■ TASK TO COMPLETE ■
What you produce should be every line from the data that includes "kind".

■ DATA TO PROCESS ■
====

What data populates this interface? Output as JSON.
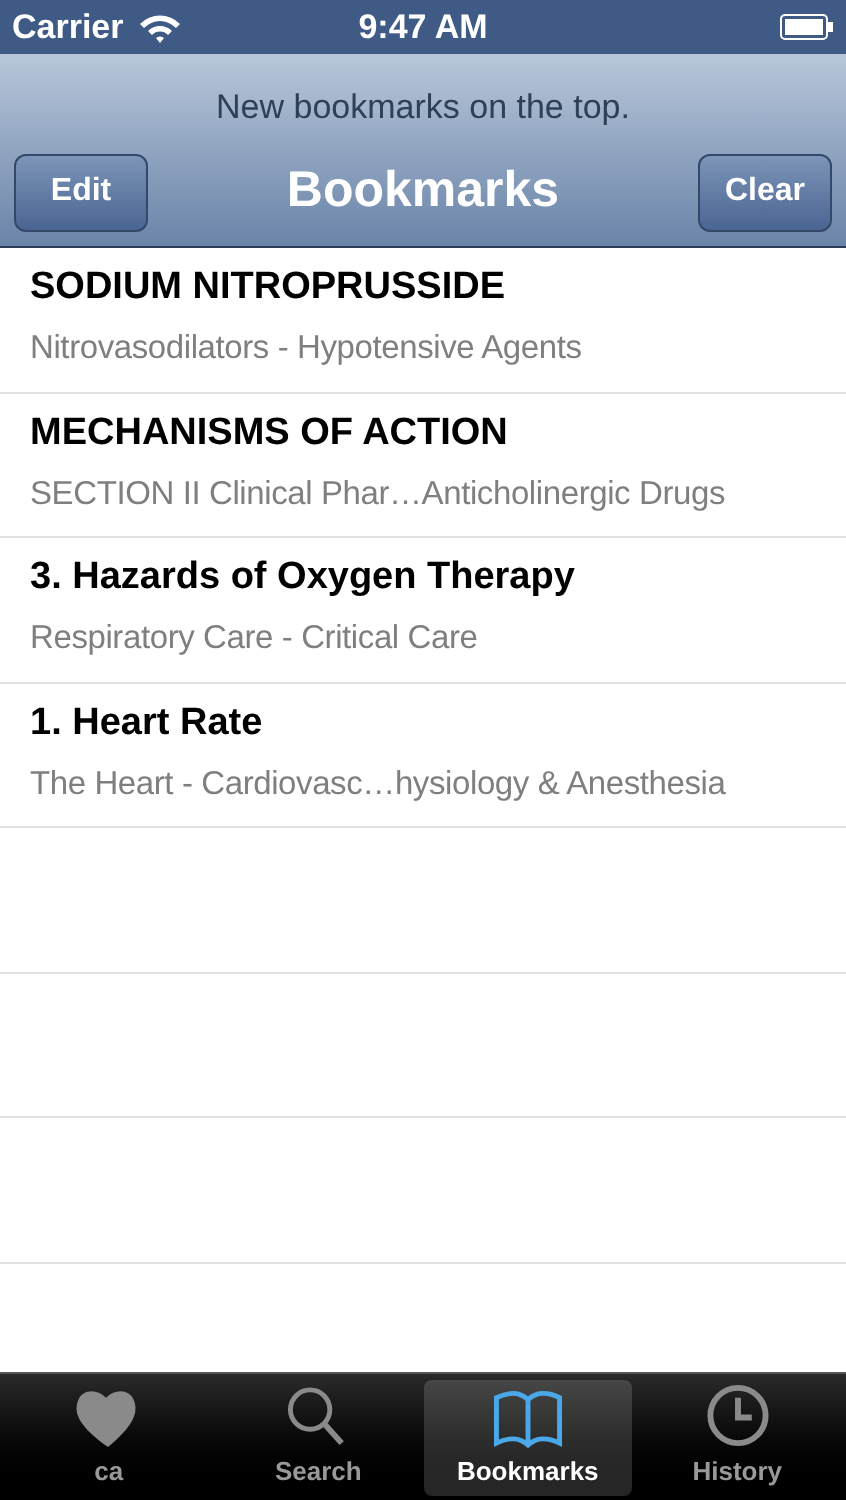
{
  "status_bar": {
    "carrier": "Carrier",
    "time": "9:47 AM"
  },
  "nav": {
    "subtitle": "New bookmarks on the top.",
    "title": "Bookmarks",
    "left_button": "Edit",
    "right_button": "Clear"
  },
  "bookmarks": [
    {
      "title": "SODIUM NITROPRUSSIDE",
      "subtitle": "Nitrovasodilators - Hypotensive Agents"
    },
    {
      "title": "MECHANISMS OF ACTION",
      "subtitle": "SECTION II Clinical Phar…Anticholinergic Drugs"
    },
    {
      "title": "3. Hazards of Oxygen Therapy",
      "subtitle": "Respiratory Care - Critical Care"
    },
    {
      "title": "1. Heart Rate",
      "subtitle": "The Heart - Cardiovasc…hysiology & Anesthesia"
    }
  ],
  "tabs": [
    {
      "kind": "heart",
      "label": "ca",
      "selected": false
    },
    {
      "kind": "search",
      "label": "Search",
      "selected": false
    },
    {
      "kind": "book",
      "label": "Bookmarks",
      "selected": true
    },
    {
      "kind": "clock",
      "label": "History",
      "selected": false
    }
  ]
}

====

■ SOLUTION TO THIS PROBLEM ■
      "kind": "heart",
      "kind": "search",
      "kind": "book",
      "kind": "clock",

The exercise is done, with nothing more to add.